A group of European researchers have used Landsat data collected over a quarter of a century to evaluate fire management methods in Eastern Spain. Just 40 miles southwest of the Spanish city of Valencia, the Ayora region covers nearly half a million acres of countryside; here, Achim Röder and his team of researchers used Landsat data to study the driving factors of fires in European Mediterranean countries—where fire frequency has recently been on the rise.
While fires are a natural process in many Mediterranean ecosystems, human death tolls, structure losses, soil sterilization and erosion have made fire prevention an attractive management goal. Since the massive Ayora fire in 1979, regional ecological managers have implemented a wide range of fire prevention techniques.

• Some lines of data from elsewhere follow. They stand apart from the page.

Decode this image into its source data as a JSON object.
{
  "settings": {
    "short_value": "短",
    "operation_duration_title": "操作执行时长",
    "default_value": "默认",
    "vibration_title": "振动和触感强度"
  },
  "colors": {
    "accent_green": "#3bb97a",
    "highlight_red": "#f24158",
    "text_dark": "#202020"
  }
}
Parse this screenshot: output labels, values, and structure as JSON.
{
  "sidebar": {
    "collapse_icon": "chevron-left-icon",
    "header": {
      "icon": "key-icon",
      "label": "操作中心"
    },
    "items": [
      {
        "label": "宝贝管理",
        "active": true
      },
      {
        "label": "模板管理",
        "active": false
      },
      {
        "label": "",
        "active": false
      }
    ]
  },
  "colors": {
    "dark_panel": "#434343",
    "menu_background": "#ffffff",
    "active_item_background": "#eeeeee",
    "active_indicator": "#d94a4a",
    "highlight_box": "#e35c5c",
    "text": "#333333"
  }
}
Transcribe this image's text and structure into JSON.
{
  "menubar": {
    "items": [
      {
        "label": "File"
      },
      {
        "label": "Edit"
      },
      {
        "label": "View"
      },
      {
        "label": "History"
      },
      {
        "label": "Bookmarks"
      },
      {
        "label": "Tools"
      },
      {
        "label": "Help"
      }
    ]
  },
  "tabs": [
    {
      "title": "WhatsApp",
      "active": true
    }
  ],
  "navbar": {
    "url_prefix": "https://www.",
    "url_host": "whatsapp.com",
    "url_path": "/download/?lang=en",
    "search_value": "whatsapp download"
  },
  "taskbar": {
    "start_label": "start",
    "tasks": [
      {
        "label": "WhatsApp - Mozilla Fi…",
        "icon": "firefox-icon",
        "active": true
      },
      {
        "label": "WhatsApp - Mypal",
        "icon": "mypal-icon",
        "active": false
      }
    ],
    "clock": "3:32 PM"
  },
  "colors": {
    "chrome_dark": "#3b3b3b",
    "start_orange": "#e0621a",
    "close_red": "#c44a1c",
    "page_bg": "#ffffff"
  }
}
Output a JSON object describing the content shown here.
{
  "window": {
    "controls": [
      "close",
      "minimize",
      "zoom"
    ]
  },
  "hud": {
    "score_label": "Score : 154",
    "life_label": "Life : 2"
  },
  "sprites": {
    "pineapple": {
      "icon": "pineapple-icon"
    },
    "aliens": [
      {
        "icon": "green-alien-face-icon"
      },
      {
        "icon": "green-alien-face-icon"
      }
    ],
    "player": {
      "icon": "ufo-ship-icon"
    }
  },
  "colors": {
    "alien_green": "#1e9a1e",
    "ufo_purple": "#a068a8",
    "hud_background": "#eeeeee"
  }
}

Using Landsat to analyzing fire extents and post-fire vegetation regrowth, Röder and his team provided local land managers with information necessary to evaluate their fire prevention techniques. This evaluation led to the conclusion that past prevention techniques have been largely unsuccessful. Research-based suggestions to improve fire prevention success included: (1) increasing landscape fragmentation, and (2) reducing dry fuel loads by either mechanical removal, controlled grazing, and/or introduction of woody tree species able to survive fires (known as resprouters).
This research shows the potential for formulating successful ecosystem-specific wildfire mitigation strategies using Landsat time-series data in conjunction with plant succession patterns.
Röder, A., J. Hill, B. Duguy, J.A. Alloza, and R. Vallejo (2008). Using long time series of Landsat data to monitor fire events and post-fire dynamics and identify driving factors. A case study in the Ayora region (eastern Spain). Remote Sensing of Environment, vol. 112, no. 1, pp.: 259–273.